A peculiar Irish act called Neosupervital opened the show with a series of soulless, electro tracks that perfectly mimicked the soulless, electro music the 80s did so well. They appeared to have made an executive decision that, in lieu of any genuine talent, they would pile on the irony and pray they got away with it.


It did the trick, but they were young enough to have known better and aimed higher.
At least they had youth on their side though. The Human League, like so many bands that reform, clearly do not know when to call it a day.


OK, so in their time they wrote synthesiser pop that summed up an era, OK, they can still sing and dance.
But rock and roll is a young person's business and, even for the die-hard fans, seeing your idols prancing around trying to recapture their youth can only serve to remind you that your own glory days are also past.


Vocalist and songwriter Phil Oakey was the visual representation of a midlife crisis, wearing tight leather trousers and a Craig David beard more manicured than the most house-proud suburban lawn. While he belted out the songs and leapt about the stage with gusto, there was the undeniable whiff of embarassing-uncle-at-a wedding-disco.
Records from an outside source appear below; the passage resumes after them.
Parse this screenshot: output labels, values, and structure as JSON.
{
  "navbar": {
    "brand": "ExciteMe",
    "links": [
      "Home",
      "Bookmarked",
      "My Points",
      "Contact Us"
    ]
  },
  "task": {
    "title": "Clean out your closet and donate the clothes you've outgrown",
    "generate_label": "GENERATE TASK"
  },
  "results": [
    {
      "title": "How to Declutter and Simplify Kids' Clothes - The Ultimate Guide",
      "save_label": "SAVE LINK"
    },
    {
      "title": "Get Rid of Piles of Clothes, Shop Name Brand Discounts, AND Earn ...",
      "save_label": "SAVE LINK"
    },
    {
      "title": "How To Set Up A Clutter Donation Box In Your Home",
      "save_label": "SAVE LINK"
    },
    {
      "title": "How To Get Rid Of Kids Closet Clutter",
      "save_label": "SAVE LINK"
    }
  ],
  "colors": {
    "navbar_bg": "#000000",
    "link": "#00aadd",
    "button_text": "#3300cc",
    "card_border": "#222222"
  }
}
It was telling that one audience member's proclamation of love for him met with gusts of laughter.
Meanwhile, Susanne Sulley, a schoolgirl when she joined the band, sang with the dogged determination of someone clinging desperately to their long-extended five minutes of fame.


Appearing in increasingly scanty glittery outfits, she made cruise ship crooner Jane McDonald look hip.
Fellow backing singer Joanne Catherall, on the other hand, looked mortified by the whole thing and performed with all the enthusiasm of someone thinking solely of their pay cheque.


To their credit, the band had some stonking lights and visuals, but smoke and mirrors can only mask so much.
This isn't to say the gig wasn't a success — the New Theatre staff spent much of their evening trying to stop people dancing in the aisles — but I think this was more a sign of our seemingly limitless love of nostalgia than a reflection of the event itself.